What Weeds Can Tell Us About the Soil
Common Plants with Surprising Benefits
Weeds often grow in bare areas where the soil is too poor to support other kinds of plants. In addition to concentrating minerals deficient in a particular soil into their structures, many wild plants have extensive root systems which, as they decay, leave channels for drainage, and help build humus in the ground. Some weeds can also absorb excess salt from the soil.
Weeds provide other benefits. Flowering weeds
produce pollen which attracts beneficial insects like ladybugs and bees to the garden. In early spring, this is especially helpful to vegetable beds not yet in flower. Weeds also prevent erosion, especially on steep slopes. Finally, weeds indicate the health of the soil—whether it is acidic, alkaline, compacted or fertile. By looking at the kinds of weeds in your garden, you can determine nutrient deficiencies and the general health of the earth. If you have healthy green weeds in your garden, you will likely grow good vegetables. And maybe this season you’ll add a few edibles like chickweed and dandelion greens along with your usual fare.
Common Northwest Garden Weeds
(Click to enlarge photos)Bindweed (Morning Glory) (Convolvulus)
The presence of bindweed indicates poor drainage, often hardpan soil with a crusty surface. Bindweed grows in neglected areas and does not like cultivated soil. The roots contain minerals which can be returned to the soil when composted.

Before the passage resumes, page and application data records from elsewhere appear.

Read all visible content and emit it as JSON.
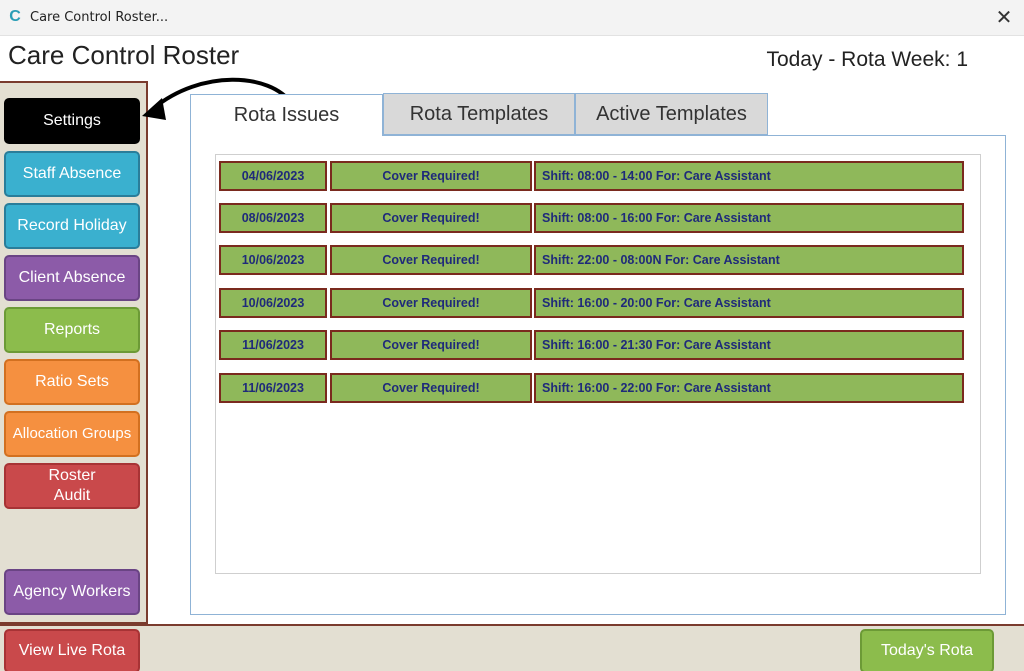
{
  "window": {
    "title": "Care Control Roster...",
    "logo_letter": "C",
    "close_glyph": "✕"
  },
  "header": {
    "app_title": "Care Control Roster",
    "today_info": "Today - Rota Week: 1"
  },
  "sidebar": {
    "items": [
      {
        "label": "Settings",
        "color": "#000000"
      },
      {
        "label": "Staff Absence",
        "color": "#3ab0cf"
      },
      {
        "label": "Record Holiday",
        "color": "#3ab0cf"
      },
      {
        "label": "Client Absence",
        "color": "#8c5ba8"
      },
      {
        "label": "Reports",
        "color": "#8cbc4c"
      },
      {
        "label": "Ratio Sets",
        "color": "#f59040"
      },
      {
        "label": "Allocation Groups",
        "color": "#f59040"
      },
      {
        "label": "Roster\nAudit",
        "color": "#c9494b"
      },
      {
        "label": "Agency Workers",
        "color": "#8c5ba8"
      }
    ]
  },
  "tabs": [
    {
      "label": "Rota Issues",
      "active": true
    },
    {
      "label": "Rota Templates",
      "active": false
    },
    {
      "label": "Active Templates",
      "active": false
    }
  ],
  "issues": [
    {
      "date": "04/06/2023",
      "status": "Cover Required!",
      "description": "Shift: 08:00 - 14:00 For: Care Assistant"
    },
    {
      "date": "08/06/2023",
      "status": "Cover Required!",
      "description": "Shift: 08:00 - 16:00 For: Care Assistant"
    },
    {
      "date": "10/06/2023",
      "status": "Cover Required!",
      "description": "Shift: 22:00 - 08:00N For: Care Assistant"
    },
    {
      "date": "10/06/2023",
      "status": "Cover Required!",
      "description": "Shift: 16:00 - 20:00 For: Care Assistant"
    },
    {
      "date": "11/06/2023",
      "status": "Cover Required!",
      "description": "Shift: 16:00 - 21:30 For: Care Assistant"
    },
    {
      "date": "11/06/2023",
      "status": "Cover Required!",
      "description": "Shift: 16:00 - 22:00 For: Care Assistant"
    }
  ],
  "bottom": {
    "view_live_rota": "View Live Rota",
    "todays_rota": "Today's Rota"
  },
  "colors": {
    "issue_fill": "#8fb85a",
    "issue_border": "#7a2a1e",
    "issue_text": "#1f2a7a",
    "panel_bg": "#e3dfd2",
    "panel_border": "#7a3b2e"
  },
  "icons": {
    "logo": "app-logo-icon",
    "close": "close-icon",
    "arrow": "curved-arrow-annotation"
  }
}
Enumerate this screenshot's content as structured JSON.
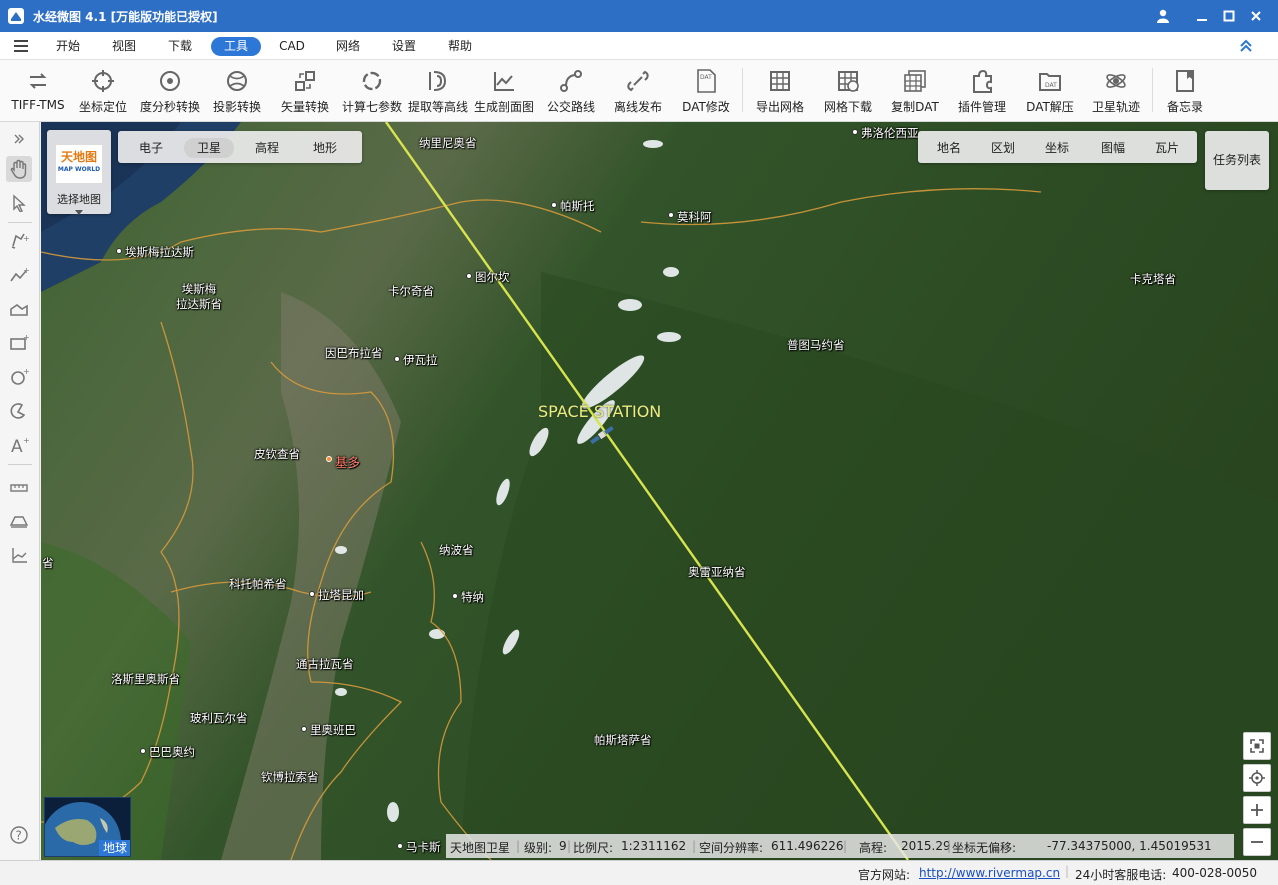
{
  "app": {
    "title": "水经微图 4.1 [万能版功能已授权]"
  },
  "colors": {
    "title_bar": "#2d6fc4",
    "active_tab": "#2d77d6",
    "orbit_line": "#d7e44e",
    "capital_label": "#ff7b6b"
  },
  "menu": {
    "items": [
      "开始",
      "视图",
      "下载",
      "工具",
      "CAD",
      "网络",
      "设置",
      "帮助"
    ],
    "active": "工具"
  },
  "toolbar": {
    "tools": [
      {
        "label": "TIFF-TMS",
        "icon": "tiff-tms-icon"
      },
      {
        "label": "坐标定位",
        "icon": "crosshair-icon"
      },
      {
        "label": "度分秒转换",
        "icon": "dms-convert-icon"
      },
      {
        "label": "投影转换",
        "icon": "projection-icon"
      },
      {
        "label": "矢量转换",
        "icon": "vector-convert-icon"
      },
      {
        "label": "计算七参数",
        "icon": "seven-params-icon"
      },
      {
        "label": "提取等高线",
        "icon": "contour-icon"
      },
      {
        "label": "生成剖面图",
        "icon": "profile-icon"
      },
      {
        "label": "公交路线",
        "icon": "bus-route-icon"
      },
      {
        "label": "离线发布",
        "icon": "offline-publish-icon"
      },
      {
        "label": "DAT修改",
        "icon": "dat-edit-icon"
      },
      {
        "label": "导出网格",
        "icon": "grid-export-icon"
      },
      {
        "label": "网格下载",
        "icon": "grid-download-icon"
      },
      {
        "label": "复制DAT",
        "icon": "copy-dat-icon"
      },
      {
        "label": "插件管理",
        "icon": "puzzle-icon"
      },
      {
        "label": "DAT解压",
        "icon": "dat-unzip-icon"
      },
      {
        "label": "卫星轨迹",
        "icon": "satellite-icon"
      },
      {
        "label": "备忘录",
        "icon": "memo-icon"
      }
    ]
  },
  "map_source": {
    "logo_text": "天地图",
    "logo_subtext": "MAP WORLD",
    "label": "选择地图"
  },
  "map_type": {
    "items": [
      "电子",
      "卫星",
      "高程",
      "地形"
    ],
    "active": "卫星"
  },
  "overlays": {
    "items": [
      "地名",
      "区划",
      "坐标",
      "图幅",
      "瓦片"
    ]
  },
  "task_list": {
    "label": "任务列表"
  },
  "satellite": {
    "name": "SPACE STATION"
  },
  "places": [
    {
      "name": "纳里尼奥省",
      "dot": false
    },
    {
      "name": "弗洛伦西亚",
      "dot": true
    },
    {
      "name": "帕斯托",
      "dot": true
    },
    {
      "name": "莫科阿",
      "dot": true
    },
    {
      "name": "埃斯梅拉达斯",
      "dot": true
    },
    {
      "name": "埃斯梅\n拉达斯省",
      "dot": false
    },
    {
      "name": "图尔坎",
      "dot": true
    },
    {
      "name": "卡尔奇省",
      "dot": false
    },
    {
      "name": "卡克塔省",
      "dot": false
    },
    {
      "name": "因巴布拉省",
      "dot": false
    },
    {
      "name": "伊瓦拉",
      "dot": true
    },
    {
      "name": "普图马约省",
      "dot": false
    },
    {
      "name": "皮钦查省",
      "dot": false
    },
    {
      "name": "基多",
      "dot": true,
      "capital": true
    },
    {
      "name": "纳波省",
      "dot": false
    },
    {
      "name": "科托帕希省",
      "dot": false
    },
    {
      "name": "拉塔昆加",
      "dot": true
    },
    {
      "name": "特纳",
      "dot": true
    },
    {
      "name": "奥雷亚纳省",
      "dot": false
    },
    {
      "name": "通古拉瓦省",
      "dot": false
    },
    {
      "name": "洛斯里奥斯省",
      "dot": false
    },
    {
      "name": "玻利瓦尔省",
      "dot": false
    },
    {
      "name": "里奥班巴",
      "dot": true
    },
    {
      "name": "巴巴奥约",
      "dot": true
    },
    {
      "name": "帕斯塔萨省",
      "dot": false
    },
    {
      "name": "钦博拉索省",
      "dot": false
    },
    {
      "name": "马卡斯",
      "dot": true
    },
    {
      "name": "省",
      "dot": false
    }
  ],
  "minimap": {
    "label": "地球"
  },
  "status": {
    "source": "天地图卫星",
    "level_label": "级别:",
    "level": "9",
    "scale_label": "比例尺:",
    "scale": "1:2311162",
    "resolution_label": "空间分辨率:",
    "resolution": "611.496226",
    "elevation_label": "高程:",
    "elevation": "2015.29",
    "coord_label": "坐标无偏移:",
    "coords": "-77.34375000, 1.45019531"
  },
  "footer": {
    "website_label": "官方网站:",
    "website_url": "http://www.rivermap.cn",
    "phone_label": "24小时客服电话:",
    "phone": "400-028-0050"
  }
}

Thrives in poorly drained, cultivated garden soil. Creeping buttercup accumulates potassium from the soil.
When healthy, chickweed indicates tilled, fertile soil. Chickweed often grows where the soil is cool and moist. Chickweed accumulates potassium, phosphorus and manganese which is released into the soil when it decomposes. Edible. Chickweed is sometimes used in salads. It is a source of vitamin C, B vitamins and minerals.
Indicates low fertility soil, low in nitrogen. Like other legumes, clover obtains nitrogen from the air and fixes it into the soil when tilled under. Clover can be planted as a cover crop.
Found in heavy, clay, compacted acidic soil, but also grows in fertile well-drained soil. The dandelion’s taproots bring up calcium, iron, and a host of other minerals from the deep soil. The decomposing roots of dandelions produce humus. Flowering dandelions provide early spring pollen that attracts ladybugs and other beneficial insects to the garden. Edible. Dandelion leaves are sometimes used in salads. They are rich in beta carotene, vitamin C and vitamin A.
Indicates waterlogged, poorly drained soils with increasing acidity. Docks have deep taproots that bring up calcium, potassium, phosphorus and iron, and help the soil structure.
Grows in low lime, sandy, light, acidic soil. Horsetail accumulates silicon, magnesium, calcium, iron and cobalt, which is released into the soil when it decomposes. Raising the pH and the fertility of the soil is the best way to eliminate horsetail from the garden.
Thrives in heavy, compacted, acidic, low-fertility soil. Plantain is rich in calcium and magnesium. It also accumulates silicon, sulfur, manganese and iron. When turned under to decompose, it helps to deacidify the soil.
Quack Grass (Agropyron repens)
Grows in poorly drained, heavy clay soil or soil with a crusty surface. Quack grass has a net-like root system that can help control erosion on steep banks. It accumulates silicon, potassium and other minerals. Quack grass contains certain insecticidal properties that cause nerve damage to slugs. Some people use finely chopped quack grass as a mulch to repel slugs (with the caution that too much of the mulch could damage plantings).
Grows in acidic, low lime soil. Sheep sorrel can bring up calcium and phosphorus, minerals that alkalinize the soil. Turning sorrel under makes these minerals available in the soil.
Thistle is found in heavy, compacted soil. It’s deep roots help break up the subsoil and bring up iron.
Indicates low nitrogen, low fertility soil. A member of the legume family, vetch draws nitrogen from the air and fixes it in the soil as it decomposes. Vetches also accumulate potassium, phosphorus, copper and cobalt. Common vetch is sometimes used as a cover crop.
Resources on Weeds:
More Gardening Articles:
Saving Seeds, Sowing Food Security